The one book all Product Managers should read.
The Book: Inspired, Second Edition by Marty Cagan
Inspired V2 is an update to one of the seminal texts on product management. This version has been radically reworked to bring it up to date and incorporate how product thinking has evolved in the 10 years since Marty first published Inspired: How to Create Tech Products Customers Love. The book provides insights into how successful product organisations discover and deliver technology products which consistently deliver business value and exceptional customer and user experiences. The book does this by describing four foundational elements required to build a successful product organisation: having the right people, the right product, the right process and the right culture.
The book presents a clear articulation of the state of the art when it comes to developing tech products. The most important takeaways for me were:
The Minimum Viable Product Team
A “product team” should at a minimum include 1 Product Manager, 1 Designer, 1 Tech lead and between 2–8 Engineers. This is because you need Product Manager, Designer and Tech voices in equal measure to ensure ideas are de-risked to the greatest extent possible before a single line of code is written. If you are operating without one of these roles, it is highly likely that you will not address usability, feasibility, viability or value risks during your discovery process. The result: developer time will be wasted building products which never get used.
Create a shared understanding

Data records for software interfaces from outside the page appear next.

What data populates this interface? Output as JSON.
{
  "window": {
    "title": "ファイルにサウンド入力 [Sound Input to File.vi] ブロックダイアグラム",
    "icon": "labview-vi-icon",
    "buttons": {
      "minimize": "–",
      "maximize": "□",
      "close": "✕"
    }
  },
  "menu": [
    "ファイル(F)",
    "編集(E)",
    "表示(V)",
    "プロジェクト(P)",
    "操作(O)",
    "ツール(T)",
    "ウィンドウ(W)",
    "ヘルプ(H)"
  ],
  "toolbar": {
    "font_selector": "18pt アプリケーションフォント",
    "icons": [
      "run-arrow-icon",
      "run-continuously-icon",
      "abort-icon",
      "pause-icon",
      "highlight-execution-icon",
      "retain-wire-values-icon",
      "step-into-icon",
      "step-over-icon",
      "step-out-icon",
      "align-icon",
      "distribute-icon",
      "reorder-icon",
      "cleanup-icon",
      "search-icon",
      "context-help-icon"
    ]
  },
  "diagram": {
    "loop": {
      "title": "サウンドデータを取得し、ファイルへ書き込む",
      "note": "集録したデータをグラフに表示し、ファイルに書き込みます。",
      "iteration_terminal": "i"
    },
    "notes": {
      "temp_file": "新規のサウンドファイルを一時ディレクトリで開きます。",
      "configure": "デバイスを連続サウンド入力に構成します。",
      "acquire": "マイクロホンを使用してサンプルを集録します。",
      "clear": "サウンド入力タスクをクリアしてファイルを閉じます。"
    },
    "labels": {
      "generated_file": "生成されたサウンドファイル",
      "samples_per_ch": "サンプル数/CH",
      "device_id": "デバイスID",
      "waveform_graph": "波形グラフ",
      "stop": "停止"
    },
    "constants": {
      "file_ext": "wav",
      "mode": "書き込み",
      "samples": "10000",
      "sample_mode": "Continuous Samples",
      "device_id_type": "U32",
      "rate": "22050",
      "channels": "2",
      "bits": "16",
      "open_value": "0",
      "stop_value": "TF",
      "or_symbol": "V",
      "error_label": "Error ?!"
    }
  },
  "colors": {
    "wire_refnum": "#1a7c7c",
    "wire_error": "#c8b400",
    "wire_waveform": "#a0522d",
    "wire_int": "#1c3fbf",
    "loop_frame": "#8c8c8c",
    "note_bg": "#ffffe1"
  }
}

Engineers are an amazing source of good ideas, because they often know what is just becoming technically possible and can apply that understanding to the problem which needs to be solved. However, to make the most of this, it is necessary for the team to have a shared understanding of the customer/user and their paint points. Co-location of the team, frequent sharing and discussion of ideas and problems, and giving the entire team the opportunity to observe user testing and research can really help create this shared understanding.
Outcome ≠ output
Historically, roadmaps have focused on output: that is features to be shipped. However, output does not equal outcome. Product teams should shift their focus to the delivery of business or user outcomes. This will enable a far higher degree of impact because it brings accountability, flexibility and empowerment. Accountability because you own a number which relates to business success. Flexibility because the focus when discussing with stakeholders is on the outcome achieved, not the features released, which creates space for the team to pivot and refocus. The combination of accountability and flexibility breeds empowerment.
Doing discovery right
There are a broad range of qualitative and quantitative techniques outlined in the book which can be used across the discovery journey. Qualitative techniques focus on learning quickly and discovering big insights, and are centred around talking with users and customers. Quantitative techniques focus on evidence, and assessing whether ideas are successful. As it is possible to quickly build a prototype and gain direct feedback from users or customers, product teams should be able to iterate and evolve an idea at a rapid rate before a single line of code is written (assuming a steady flow of participants can be found for user testing). Taking this approach helps ideas evolve quickly, and ensure that significant usability and value risks can be understood and mitigated as early as possible.
Most ideas suck, and that’s OK
High performing product teams are constantly testing new ideas: as many as 10–20 a week. However, most of these ideas suck. Product people need to be comfortable with this, put their egos to one side and focus on using discovery and evidence to validate or invalidate their hypotheses. Ultimately, the most important thing is the lessons a failed idea teaches us, so we can fail better in future.
What was missing
At times, the book felt like a utopian vision of the product process which was blind to some hard organisational realities. Staff turn-over, legacy systems and processes, cultural misalignment and constrained budgets and resources are are just some of the things which can make it difficult to get to the state described in the book. Since reading Marty’s first book, I’ve been inspired to shape the product organisations I work in to follow the core principles he outlines. However I believe more could have been done in this book to discuss the challenges which exist along the way and how to overcome these in search of product Utopia.
4.5/5 — I believe if there is one book product managers should read about the craft, it is this book.
More from Marty
Some good blogs by Marty Cagan for a taste of whats in the book: